As our works are written in the same form for all players, our performers should, as in jazz, Baroque and earlier music, play them as the composer intended them to be performed.

Although the character and possibilities of each instrument are different, our music has not been written separately for each instrument.  It is not written with the possibilities of the individual instruments like the piano, guitar and cello in mind, as if everything they will play is fixed and written down.  Though names such as "Ney Pesrev" or "Saz semaisi for kemençe and kanun" would be quite logical, they don't exist.

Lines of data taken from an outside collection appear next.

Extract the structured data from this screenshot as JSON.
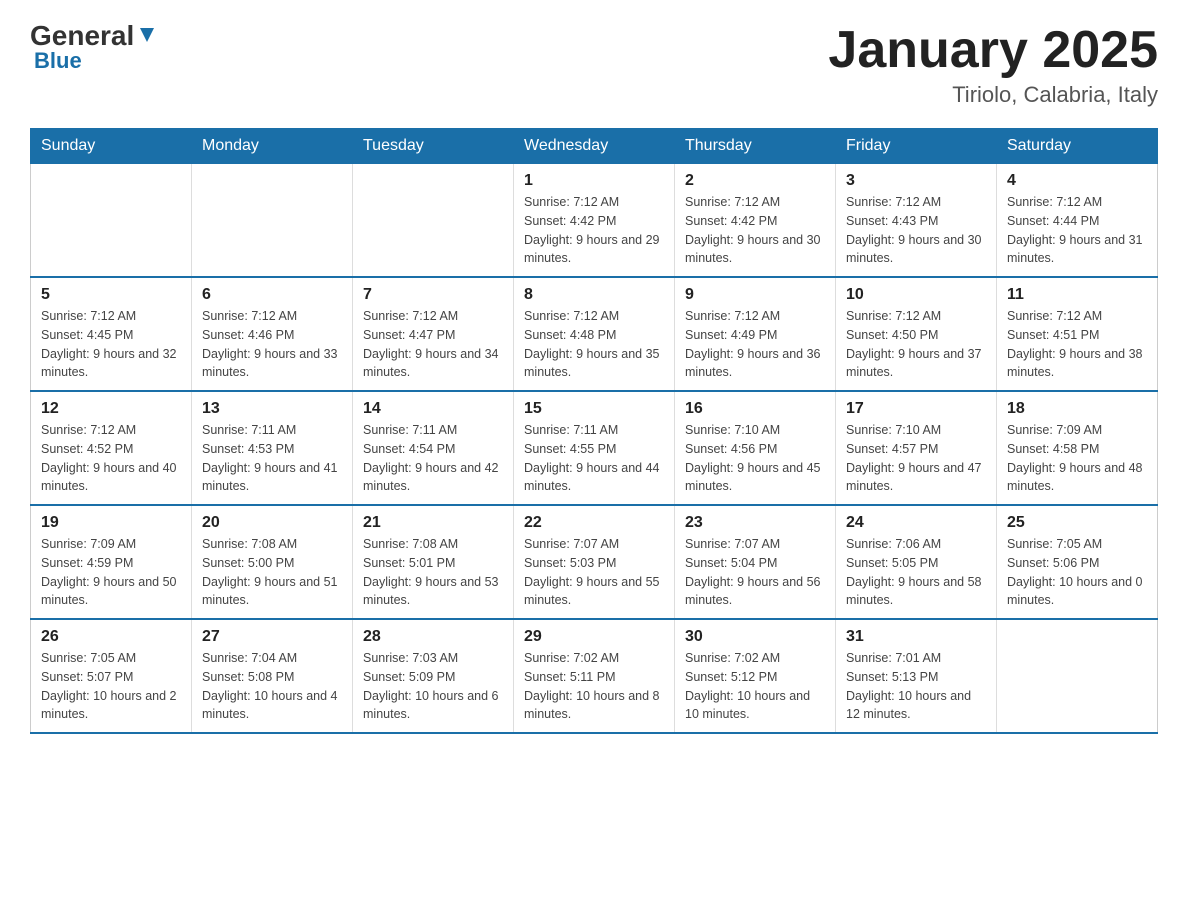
{
  "header": {
    "logo_general": "General",
    "logo_blue": "Blue",
    "month": "January 2025",
    "location": "Tiriolo, Calabria, Italy"
  },
  "days_of_week": [
    "Sunday",
    "Monday",
    "Tuesday",
    "Wednesday",
    "Thursday",
    "Friday",
    "Saturday"
  ],
  "weeks": [
    {
      "days": [
        {
          "number": "",
          "info": ""
        },
        {
          "number": "",
          "info": ""
        },
        {
          "number": "",
          "info": ""
        },
        {
          "number": "1",
          "info": "Sunrise: 7:12 AM\nSunset: 4:42 PM\nDaylight: 9 hours and 29 minutes."
        },
        {
          "number": "2",
          "info": "Sunrise: 7:12 AM\nSunset: 4:42 PM\nDaylight: 9 hours and 30 minutes."
        },
        {
          "number": "3",
          "info": "Sunrise: 7:12 AM\nSunset: 4:43 PM\nDaylight: 9 hours and 30 minutes."
        },
        {
          "number": "4",
          "info": "Sunrise: 7:12 AM\nSunset: 4:44 PM\nDaylight: 9 hours and 31 minutes."
        }
      ]
    },
    {
      "days": [
        {
          "number": "5",
          "info": "Sunrise: 7:12 AM\nSunset: 4:45 PM\nDaylight: 9 hours and 32 minutes."
        },
        {
          "number": "6",
          "info": "Sunrise: 7:12 AM\nSunset: 4:46 PM\nDaylight: 9 hours and 33 minutes."
        },
        {
          "number": "7",
          "info": "Sunrise: 7:12 AM\nSunset: 4:47 PM\nDaylight: 9 hours and 34 minutes."
        },
        {
          "number": "8",
          "info": "Sunrise: 7:12 AM\nSunset: 4:48 PM\nDaylight: 9 hours and 35 minutes."
        },
        {
          "number": "9",
          "info": "Sunrise: 7:12 AM\nSunset: 4:49 PM\nDaylight: 9 hours and 36 minutes."
        },
        {
          "number": "10",
          "info": "Sunrise: 7:12 AM\nSunset: 4:50 PM\nDaylight: 9 hours and 37 minutes."
        },
        {
          "number": "11",
          "info": "Sunrise: 7:12 AM\nSunset: 4:51 PM\nDaylight: 9 hours and 38 minutes."
        }
      ]
    },
    {
      "days": [
        {
          "number": "12",
          "info": "Sunrise: 7:12 AM\nSunset: 4:52 PM\nDaylight: 9 hours and 40 minutes."
        },
        {
          "number": "13",
          "info": "Sunrise: 7:11 AM\nSunset: 4:53 PM\nDaylight: 9 hours and 41 minutes."
        },
        {
          "number": "14",
          "info": "Sunrise: 7:11 AM\nSunset: 4:54 PM\nDaylight: 9 hours and 42 minutes."
        },
        {
          "number": "15",
          "info": "Sunrise: 7:11 AM\nSunset: 4:55 PM\nDaylight: 9 hours and 44 minutes."
        },
        {
          "number": "16",
          "info": "Sunrise: 7:10 AM\nSunset: 4:56 PM\nDaylight: 9 hours and 45 minutes."
        },
        {
          "number": "17",
          "info": "Sunrise: 7:10 AM\nSunset: 4:57 PM\nDaylight: 9 hours and 47 minutes."
        },
        {
          "number": "18",
          "info": "Sunrise: 7:09 AM\nSunset: 4:58 PM\nDaylight: 9 hours and 48 minutes."
        }
      ]
    },
    {
      "days": [
        {
          "number": "19",
          "info": "Sunrise: 7:09 AM\nSunset: 4:59 PM\nDaylight: 9 hours and 50 minutes."
        },
        {
          "number": "20",
          "info": "Sunrise: 7:08 AM\nSunset: 5:00 PM\nDaylight: 9 hours and 51 minutes."
        },
        {
          "number": "21",
          "info": "Sunrise: 7:08 AM\nSunset: 5:01 PM\nDaylight: 9 hours and 53 minutes."
        },
        {
          "number": "22",
          "info": "Sunrise: 7:07 AM\nSunset: 5:03 PM\nDaylight: 9 hours and 55 minutes."
        },
        {
          "number": "23",
          "info": "Sunrise: 7:07 AM\nSunset: 5:04 PM\nDaylight: 9 hours and 56 minutes."
        },
        {
          "number": "24",
          "info": "Sunrise: 7:06 AM\nSunset: 5:05 PM\nDaylight: 9 hours and 58 minutes."
        },
        {
          "number": "25",
          "info": "Sunrise: 7:05 AM\nSunset: 5:06 PM\nDaylight: 10 hours and 0 minutes."
        }
      ]
    },
    {
      "days": [
        {
          "number": "26",
          "info": "Sunrise: 7:05 AM\nSunset: 5:07 PM\nDaylight: 10 hours and 2 minutes."
        },
        {
          "number": "27",
          "info": "Sunrise: 7:04 AM\nSunset: 5:08 PM\nDaylight: 10 hours and 4 minutes."
        },
        {
          "number": "28",
          "info": "Sunrise: 7:03 AM\nSunset: 5:09 PM\nDaylight: 10 hours and 6 minutes."
        },
        {
          "number": "29",
          "info": "Sunrise: 7:02 AM\nSunset: 5:11 PM\nDaylight: 10 hours and 8 minutes."
        },
        {
          "number": "30",
          "info": "Sunrise: 7:02 AM\nSunset: 5:12 PM\nDaylight: 10 hours and 10 minutes."
        },
        {
          "number": "31",
          "info": "Sunrise: 7:01 AM\nSunset: 5:13 PM\nDaylight: 10 hours and 12 minutes."
        },
        {
          "number": "",
          "info": ""
        }
      ]
    }
  ]
}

In light of this, Serif Muhiddin Targan has written and played works and etudes specifically for ud, and been well received the world over.  These works push the possibilities of the ud, and very nice expressions were been achieved that would never even occur to an ud player.  Later on, Yalçin Tura wrote "Dalgalarin Oyunu" for kanun, and pieces for ud that were played at the Istanbul Festival by Münir Nurettin Beken.  More such works works, like those which we have written and play in our own limited circles, should be written and disseminated.

Pieces should be written that correspond specifically to our instruments' characters and expressive possibilities, which exhibit their techniques and push their boundaries.

We have a repertoire full of masterworks, written according to the prosody of our metered poetry.  Such is not the case for free poetry and new Turkish poetry.  (And today, a "song lyric" cheapness has emerged on TV, FM and among CD producers, based on an attitude of "it's enough for it to be popular.")  In every era, musicians have set the poetry of their times to music.  Turkish music should not fall short of new Turkish poetry.

Metric poetry has its own rhythm that is immediately felt.  This rhythm has found its counterpart in our music; relationships have been established between the meters and the "aksak" (2+3) and "major" usuls, the principle being that a long syllable corresponds to a long note, or a short syllable to a short note.  In the recent past, the concept of "prosody" has been reduced to this relationship, and at the direction of the TRT Repertoire Committee, lyrics have continually been set to the music in a "syllabic" manner (long note for a long syllable, short note for a short syllable).  However the general character of Turkish music is "melismatic" (with one syllable spread over several notes).  The exaggeration of this character leads to the rhythm being pushed into the background, and the words become unintelligible.  A balance must be struck, as in Mustafa Çavus's compositions, and folk songs of Rumeli.
A balance must be struck in the relationship between the syllable and the note that achieve intelligibility of the poetry without marring the character of the music.

Every poem has a feeling, a main feeling, a world.  For this to be expressed in music is completely normal.  Apart from this is the language in which the poem was written.  The same poem, written in English or Greek, will come out with a different number of syllables, as well as different stress patterns.  In the same way, the music must be in harmony with the Turkish in the poetry, as if the development of the music within the poetry is expressed in the language itself.

In their singing, performers should try to enter and the music and emotional world of the poetry.